It’s not going well.

The current Commissioner has no budget. And when I say no budget, I don’t mean no money for projects and outreach. I mean no money for rent, telephone, paper, pens – let alone lawyers, information systems, etc. No submission was made in the last budget round for money for his office, and that appears to have been that. A new round is beginning now – perhaps this will solve the problem?

There is already word out that the law is not working, and that requests have been refused. The Commissioner has four complaints, but to be honest, what is he to do with them, with no communications, no office, and one staff member?

The OGP commitments around FOIA are going to face a real hurdle in implementation until Commissioner Freeman gets a staff. He has a desk – lets build from there.

Next Africa OGP VC: 18 April 2013
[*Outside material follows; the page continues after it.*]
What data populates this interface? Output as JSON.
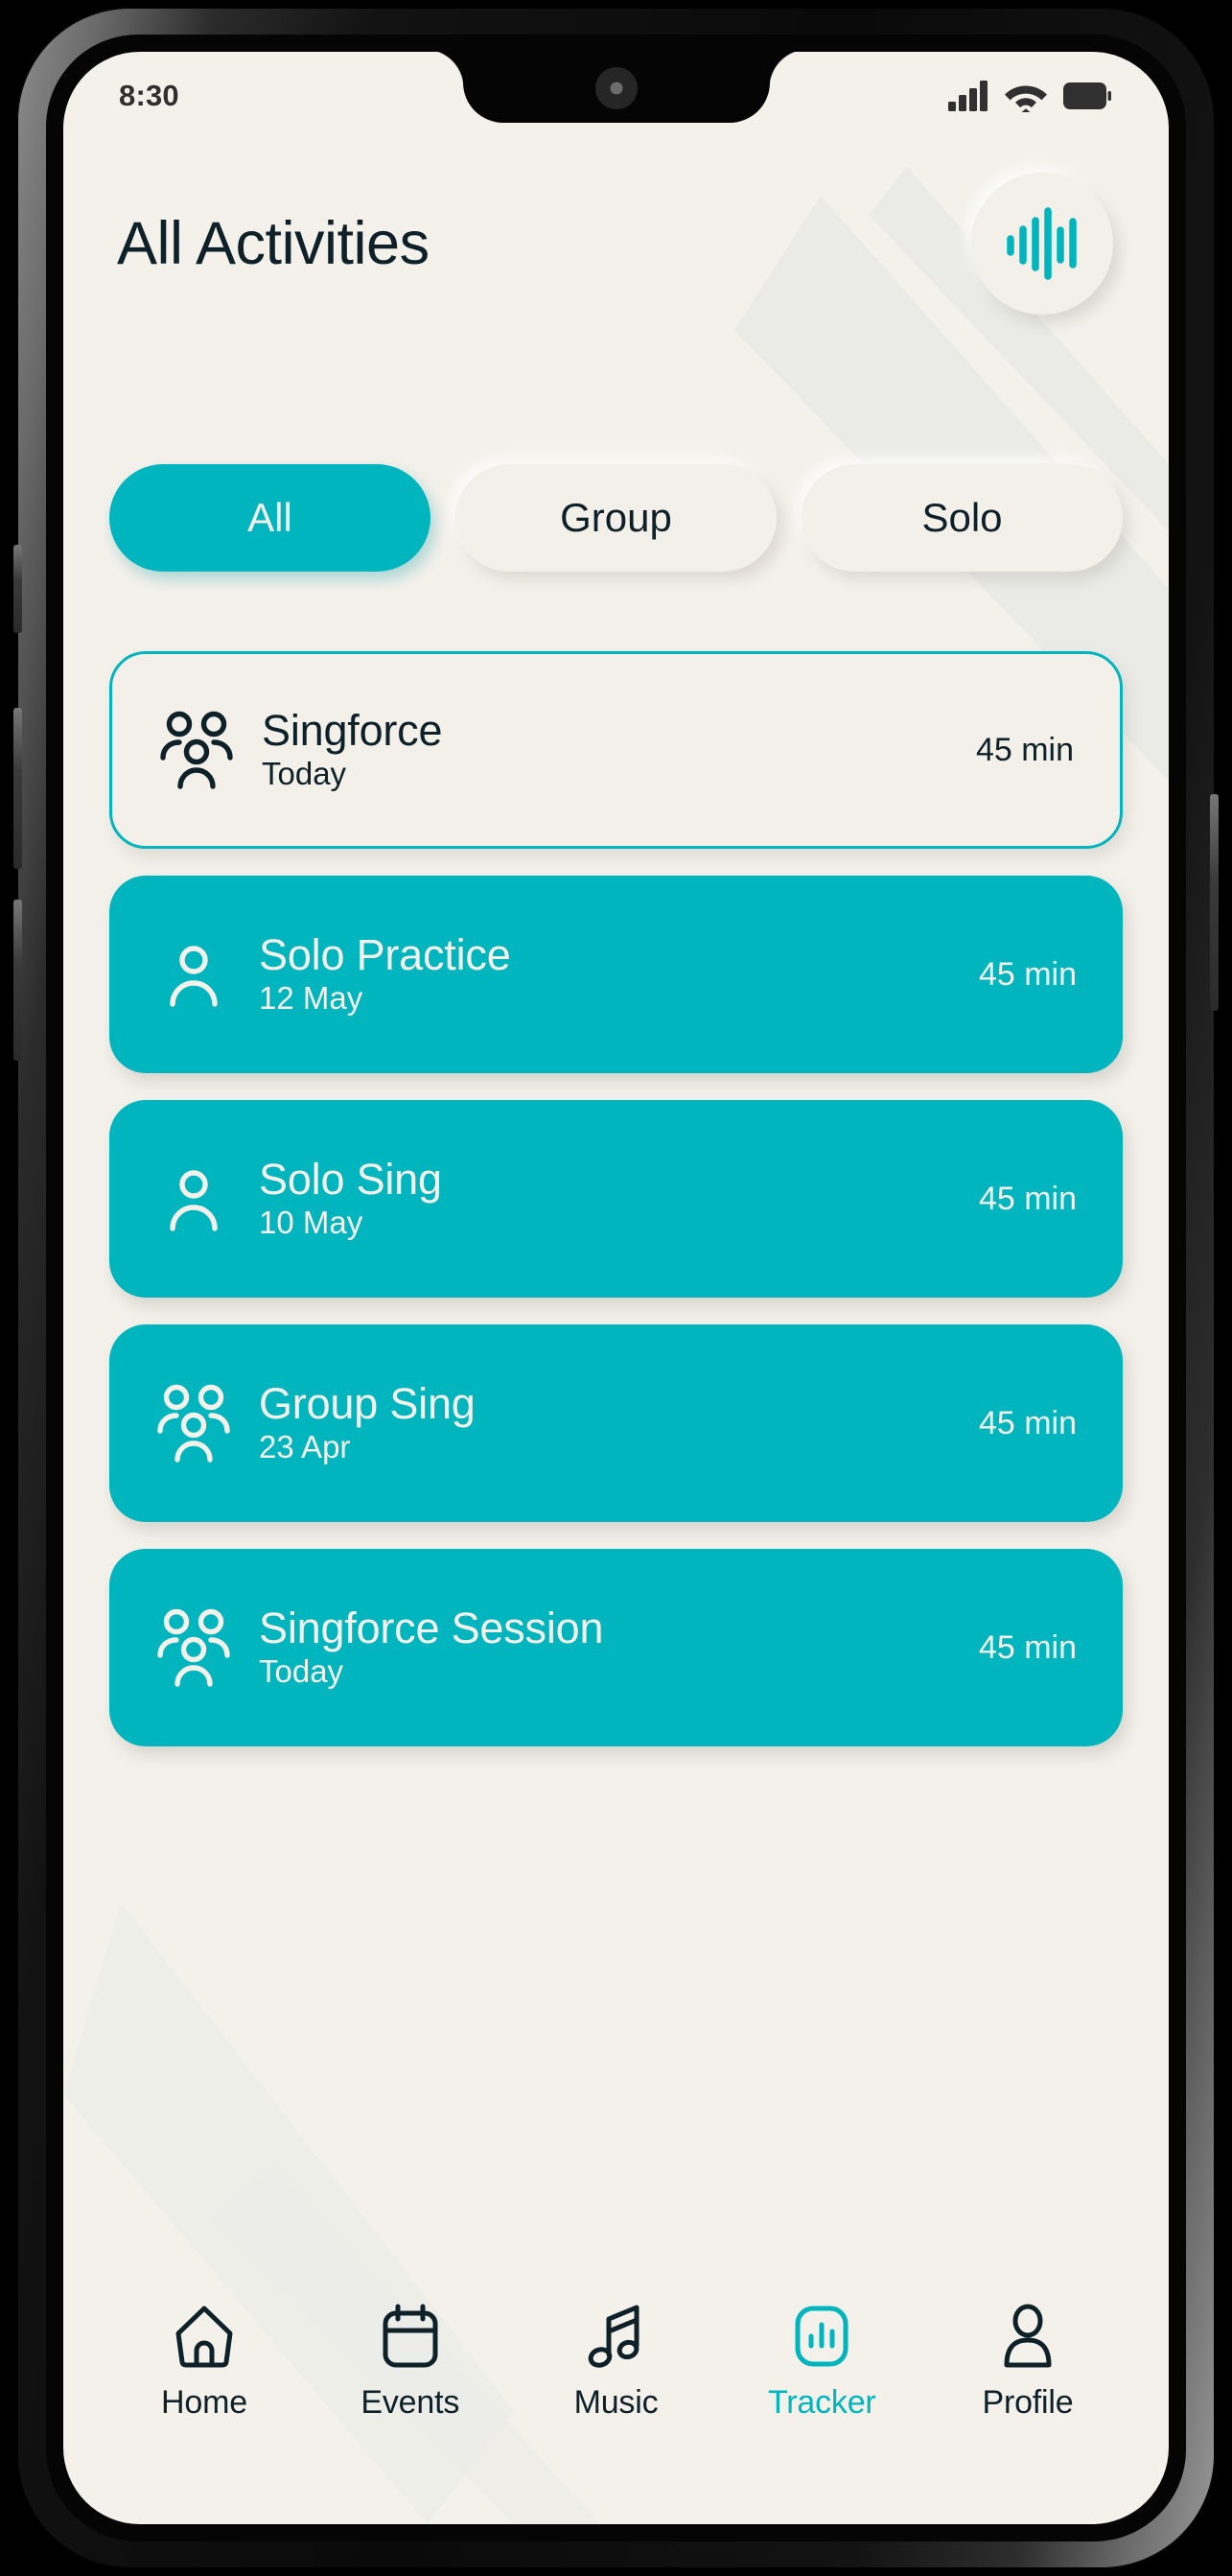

A final date, and the details, for the next OGP Video-conference have been finalised – just prior to the government OGP meeting in London, at the end of the month. This conference, held in collaboration with the World Bank Institute and OGP Independent Civil Society Coordinator, is scheduled for April 18, 2013 at 3:00pm in East Africa, 12 noon in Accra and Monrovia, 2:00PM in Cape Town and Johannesburg, 8:00am in Washington and 1:00PM in Brussels.
At the last VC we started discussing the way government and civil society work together at national level. During this third VC we want to explore this engagement much more in-depth. Attached you will find a set of guiding questions to help you prepare. Understanding how the cooperation is organized, what the mandate is, who is involved, but also why that works or does not work, what advice you might have for other countries. So the focus is on concrete experiences and lessons for African civil society engagement with Governments around OGP. It will also enlist suggestions for discussion at the forthcoming Africa OGP Regional meeting scheduled for May 2013. You can confirm attendance by sending a mail to Peter here.
For information about the first and second VC please follow this link and this link.